## PROBLEM TO SOLVE
Copy every entry exactly as it stands, though any image it holds should stay out of the copy.

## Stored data
◆ ◆ ◆ ◆

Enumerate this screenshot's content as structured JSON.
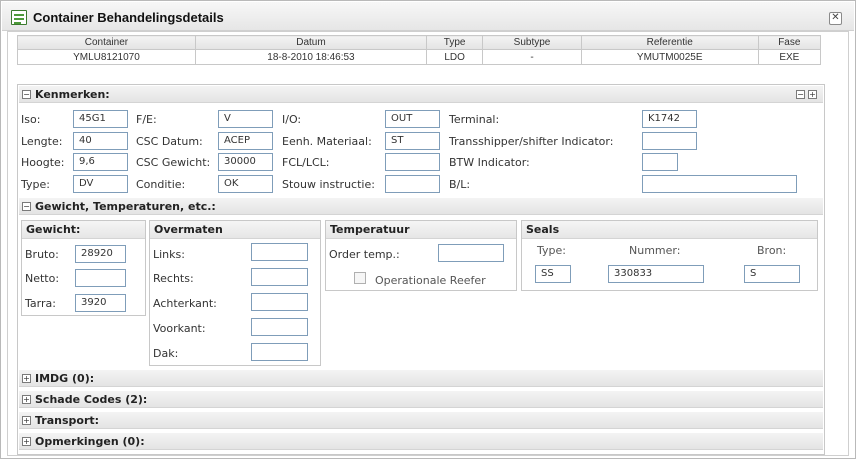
{
  "window": {
    "title": "Container Behandelingsdetails",
    "close_glyph": "✕"
  },
  "summary": {
    "headers": [
      "Container",
      "Datum",
      "Type",
      "Subtype",
      "Referentie",
      "Fase"
    ],
    "row": [
      "YMLU8121070",
      "18-8-2010 18:46:53",
      "LDO",
      "-",
      "YMUTM0025E",
      "EXE"
    ]
  },
  "kenmerken": {
    "title": "Kenmerken:",
    "iso": {
      "label": "Iso:",
      "value": "45G1"
    },
    "lengte": {
      "label": "Lengte:",
      "value": "40"
    },
    "hoogte": {
      "label": "Hoogte:",
      "value": "9,6"
    },
    "type": {
      "label": "Type:",
      "value": "DV"
    },
    "fe": {
      "label": "F/E:",
      "value": "V"
    },
    "csc_datum": {
      "label": "CSC Datum:",
      "value": "ACEP"
    },
    "csc_gewicht": {
      "label": "CSC Gewicht:",
      "value": "30000"
    },
    "conditie": {
      "label": "Conditie:",
      "value": "OK"
    },
    "io": {
      "label": "I/O:",
      "value": "OUT"
    },
    "eenh_materiaal": {
      "label": "Eenh. Materiaal:",
      "value": "ST"
    },
    "fcl_lcl": {
      "label": "FCL/LCL:",
      "value": ""
    },
    "stouw": {
      "label": "Stouw instructie:",
      "value": ""
    },
    "terminal": {
      "label": "Terminal:",
      "value": "K1742"
    },
    "transshipper": {
      "label": "Transshipper/shifter Indicator:",
      "value": ""
    },
    "btw": {
      "label": "BTW Indicator:",
      "value": ""
    },
    "bl": {
      "label": "B/L:",
      "value": ""
    }
  },
  "gewicht_section": {
    "title": "Gewicht, Temperaturen, etc.:"
  },
  "gewicht": {
    "title": "Gewicht:",
    "bruto": {
      "label": "Bruto:",
      "value": "28920"
    },
    "netto": {
      "label": "Netto:",
      "value": ""
    },
    "tarra": {
      "label": "Tarra:",
      "value": "3920"
    }
  },
  "overmaten": {
    "title": "Overmaten",
    "links": {
      "label": "Links:",
      "value": ""
    },
    "rechts": {
      "label": "Rechts:",
      "value": ""
    },
    "achterkant": {
      "label": "Achterkant:",
      "value": ""
    },
    "voorkant": {
      "label": "Voorkant:",
      "value": ""
    },
    "dak": {
      "label": "Dak:",
      "value": ""
    }
  },
  "temperatuur": {
    "title": "Temperatuur",
    "order_temp": {
      "label": "Order temp.:",
      "value": ""
    },
    "reefer": {
      "label": "Operationale Reefer",
      "checked": false
    }
  },
  "seals": {
    "title": "Seals",
    "col_type": "Type:",
    "col_nummer": "Nummer:",
    "col_bron": "Bron:",
    "type_value": "SS",
    "nummer_value": "330833",
    "bron_value": "S"
  },
  "collapsed": {
    "imdg": "IMDG (0):",
    "schade": "Schade Codes (2):",
    "transport": "Transport:",
    "opmerkingen": "Opmerkingen (0):"
  },
  "icons": {
    "expand": "+",
    "collapse": "−"
  }
}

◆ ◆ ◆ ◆

## SOLUTION TO THIS PROBLEM
Enumerate this screenshot's content as structured JSON.
{
  "window": {
    "title": "Container Behandelingsdetails",
    "close_glyph": "✕"
  },
  "summary": {
    "headers": [
      "Container",
      "Datum",
      "Type",
      "Subtype",
      "Referentie",
      "Fase"
    ],
    "row": [
      "YMLU8121070",
      "18-8-2010 18:46:53",
      "LDO",
      "-",
      "YMUTM0025E",
      "EXE"
    ]
  },
  "kenmerken": {
    "title": "Kenmerken:",
    "iso": {
      "label": "Iso:",
      "value": "45G1"
    },
    "lengte": {
      "label": "Lengte:",
      "value": "40"
    },
    "hoogte": {
      "label": "Hoogte:",
      "value": "9,6"
    },
    "type": {
      "label": "Type:",
      "value": "DV"
    },
    "fe": {
      "label": "F/E:",
      "value": "V"
    },
    "csc_datum": {
      "label": "CSC Datum:",
      "value": "ACEP"
    },
    "csc_gewicht": {
      "label": "CSC Gewicht:",
      "value": "30000"
    },
    "conditie": {
      "label": "Conditie:",
      "value": "OK"
    },
    "io": {
      "label": "I/O:",
      "value": "OUT"
    },
    "eenh_materiaal": {
      "label": "Eenh. Materiaal:",
      "value": "ST"
    },
    "fcl_lcl": {
      "label": "FCL/LCL:",
      "value": ""
    },
    "stouw": {
      "label": "Stouw instructie:",
      "value": ""
    },
    "terminal": {
      "label": "Terminal:",
      "value": "K1742"
    },
    "transshipper": {
      "label": "Transshipper/shifter Indicator:",
      "value": ""
    },
    "btw": {
      "label": "BTW Indicator:",
      "value": ""
    },
    "bl": {
      "label": "B/L:",
      "value": ""
    }
  },
  "gewicht_section": {
    "title": "Gewicht, Temperaturen, etc.:"
  },
  "gewicht": {
    "title": "Gewicht:",
    "bruto": {
      "label": "Bruto:",
      "value": "28920"
    },
    "netto": {
      "label": "Netto:",
      "value": ""
    },
    "tarra": {
      "label": "Tarra:",
      "value": "3920"
    }
  },
  "overmaten": {
    "title": "Overmaten",
    "links": {
      "label": "Links:",
      "value": ""
    },
    "rechts": {
      "label": "Rechts:",
      "value": ""
    },
    "achterkant": {
      "label": "Achterkant:",
      "value": ""
    },
    "voorkant": {
      "label": "Voorkant:",
      "value": ""
    },
    "dak": {
      "label": "Dak:",
      "value": ""
    }
  },
  "temperatuur": {
    "title": "Temperatuur",
    "order_temp": {
      "label": "Order temp.:",
      "value": ""
    },
    "reefer": {
      "label": "Operationale Reefer",
      "checked": false
    }
  },
  "seals": {
    "title": "Seals",
    "col_type": "Type:",
    "col_nummer": "Nummer:",
    "col_bron": "Bron:",
    "type_value": "SS",
    "nummer_value": "330833",
    "bron_value": "S"
  },
  "collapsed": {
    "imdg": "IMDG (0):",
    "schade": "Schade Codes (2):",
    "transport": "Transport:",
    "opmerkingen": "Opmerkingen (0):"
  },
  "icons": {
    "expand": "+",
    "collapse": "−"
  }
}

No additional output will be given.